## The problem
Among the entries that follow, some lines contain the word "JSON". Show all of them.

## Records provided

============

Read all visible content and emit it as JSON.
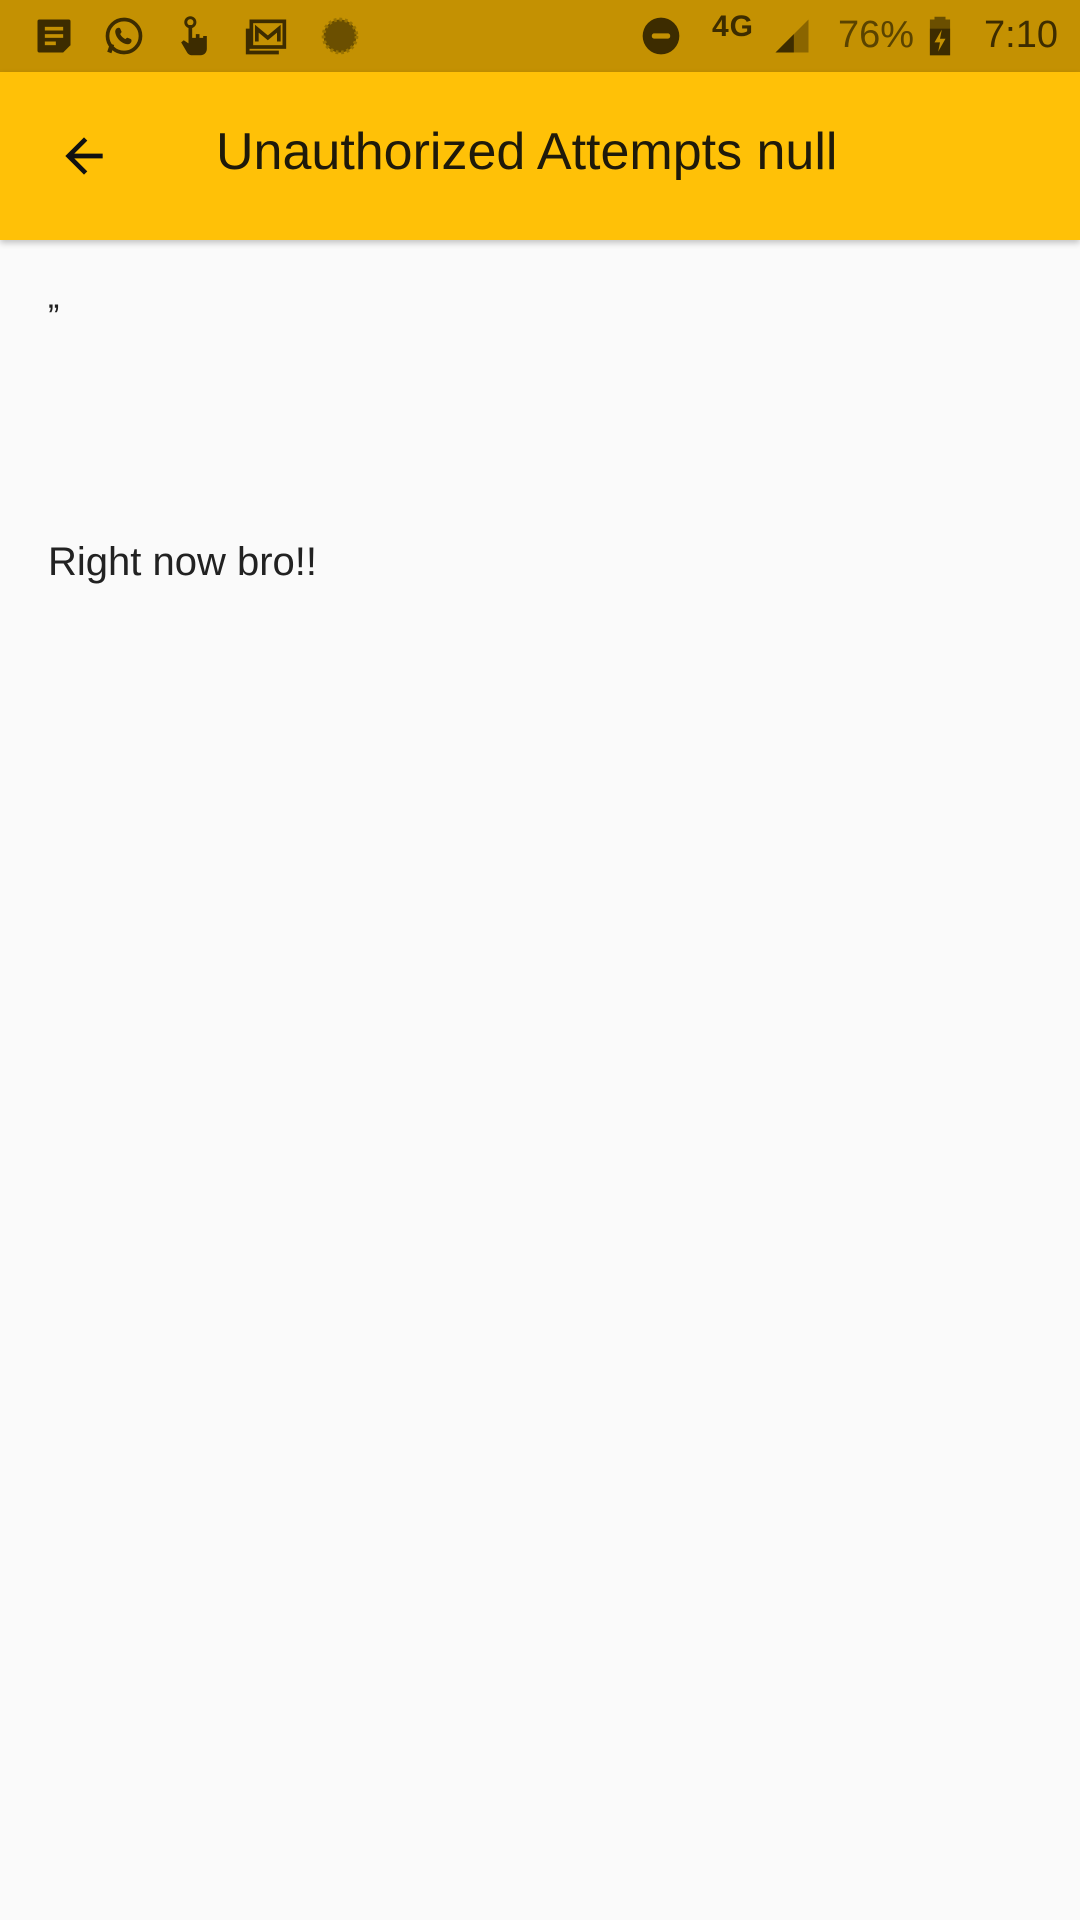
{
  "status_bar": {
    "left_icons": [
      "notes-icon",
      "whatsapp-icon",
      "touch-hand-icon",
      "gmail-icon",
      "sync-loader-icon"
    ],
    "right_icons": [
      "do-not-disturb-icon",
      "cell-signal-icon",
      "battery-charging-icon"
    ],
    "network": "4G",
    "battery_percent": "76%",
    "time": "7:10",
    "color": "#c49102"
  },
  "app_bar": {
    "title": "Unauthorized Attempts null",
    "back_icon": "arrow-back-icon",
    "color": "#ffc107"
  },
  "content": {
    "quote": "”",
    "message": "Right now bro!!"
  }
}
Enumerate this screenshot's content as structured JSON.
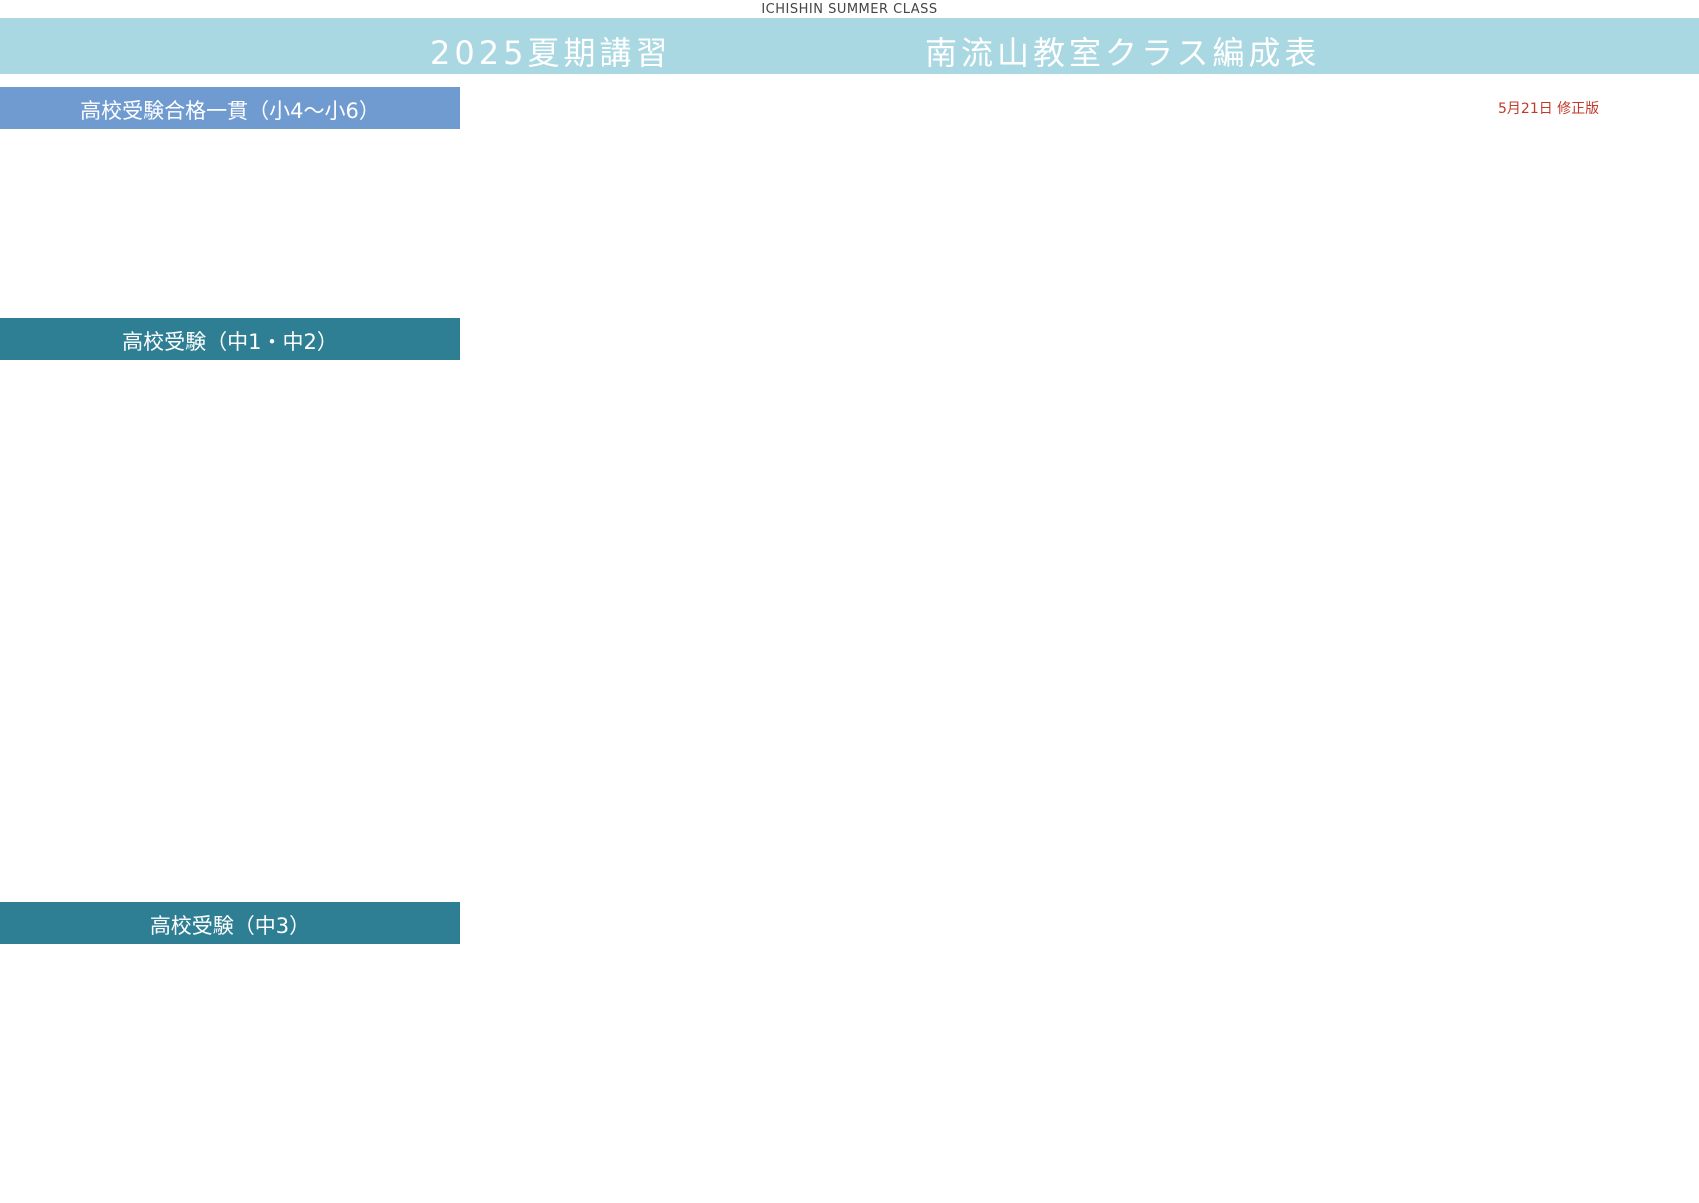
{
  "header": {
    "caption": "ICHISHIN SUMMER CLASS",
    "title_left": "2025夏期講習",
    "title_right": "南流山教室クラス編成表",
    "revision_note": "5月21日 修正版"
  },
  "sections": {
    "elementary": {
      "title": "高校受験合格一貫（小4～小6）"
    },
    "junior_1_2": {
      "title": "高校受験（中1・中2）"
    },
    "junior_3": {
      "title": "高校受験（中3）"
    }
  },
  "colors": {
    "banner": "#a9d7e2",
    "section_elementary": "#6f9bd1",
    "section_junior": "#2f7f94",
    "revision_note": "#c0392b"
  }
}
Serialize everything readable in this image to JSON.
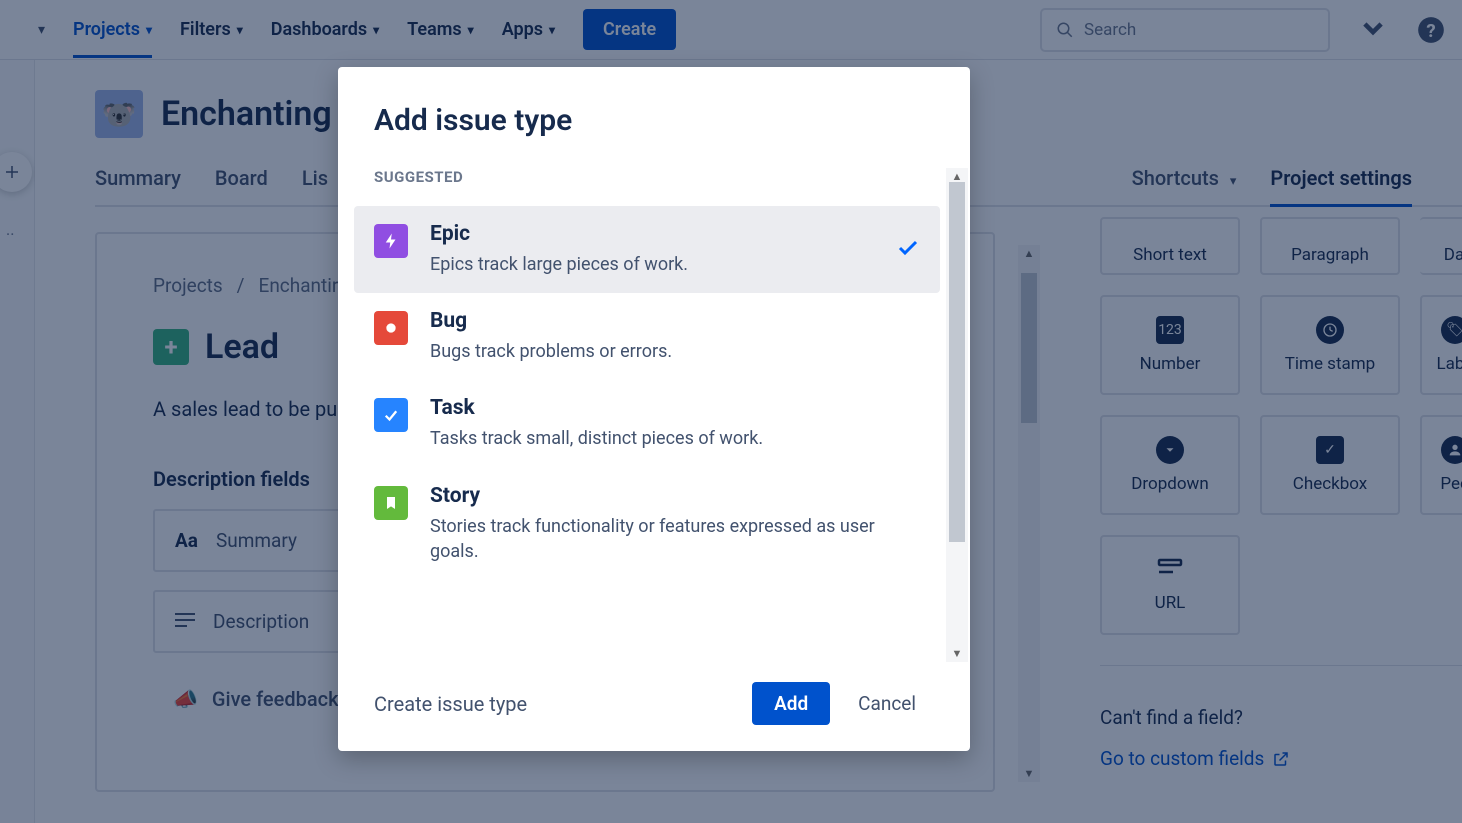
{
  "nav": {
    "projects": "Projects",
    "filters": "Filters",
    "dashboards": "Dashboards",
    "teams": "Teams",
    "apps": "Apps",
    "create": "Create",
    "search_placeholder": "Search"
  },
  "project": {
    "name": "Enchanting",
    "tabs": {
      "summary": "Summary",
      "board": "Board",
      "list": "Lis",
      "shortcuts": "Shortcuts",
      "settings": "Project settings"
    }
  },
  "breadcrumbs": {
    "a": "Projects",
    "sep": "/",
    "b": "Enchantir"
  },
  "lead": {
    "title": "Lead",
    "desc": "A sales lead to be pu",
    "section": "Description fields",
    "field_summary": "Summary",
    "field_description": "Description",
    "feedback": "Give feedback"
  },
  "fields": {
    "short_text": "Short text",
    "paragraph": "Paragraph",
    "da": "Da",
    "number": "Number",
    "timestamp": "Time stamp",
    "labels": "Labe",
    "dropdown": "Dropdown",
    "checkbox": "Checkbox",
    "people": "Peo",
    "url": "URL",
    "cant_find": "Can't find a field?",
    "custom_link": "Go to custom fields"
  },
  "modal": {
    "title": "Add issue type",
    "suggested": "SUGGESTED",
    "create_link": "Create issue type",
    "add_btn": "Add",
    "cancel_btn": "Cancel",
    "types": [
      {
        "name": "Epic",
        "desc": "Epics track large pieces of work."
      },
      {
        "name": "Bug",
        "desc": "Bugs track problems or errors."
      },
      {
        "name": "Task",
        "desc": "Tasks track small, distinct pieces of work."
      },
      {
        "name": "Story",
        "desc": "Stories track functionality or features expressed as user goals."
      }
    ]
  }
}
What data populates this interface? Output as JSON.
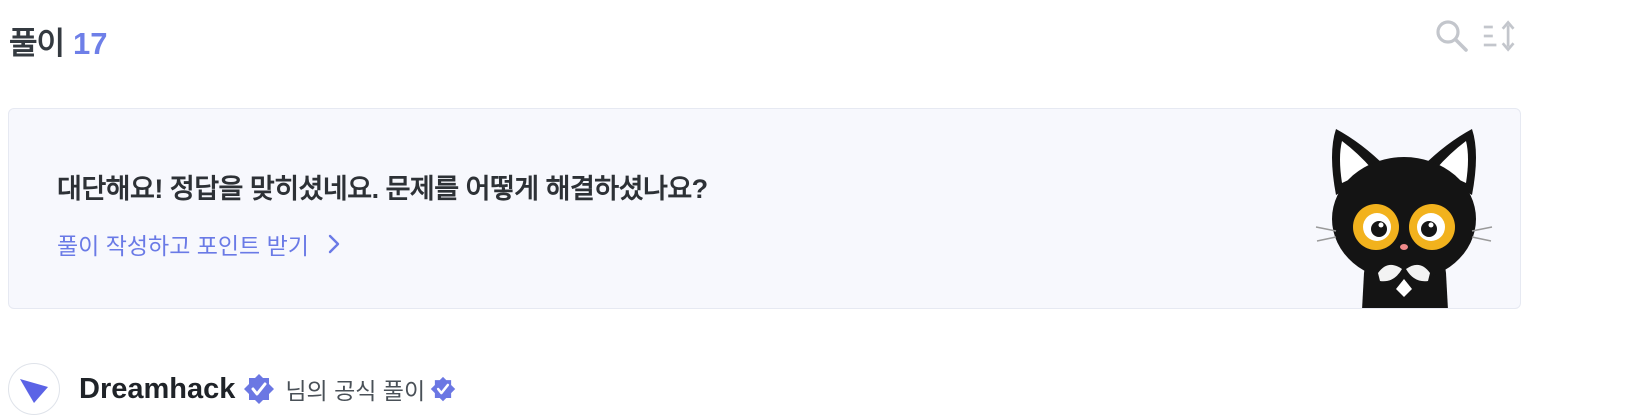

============

## Solution for this task
Read all visible content and emit it as JSON.
Enumerate this screenshot's content as structured JSON.
Serialize everything readable in this image to JSON.
What data populates this interface? Output as JSON.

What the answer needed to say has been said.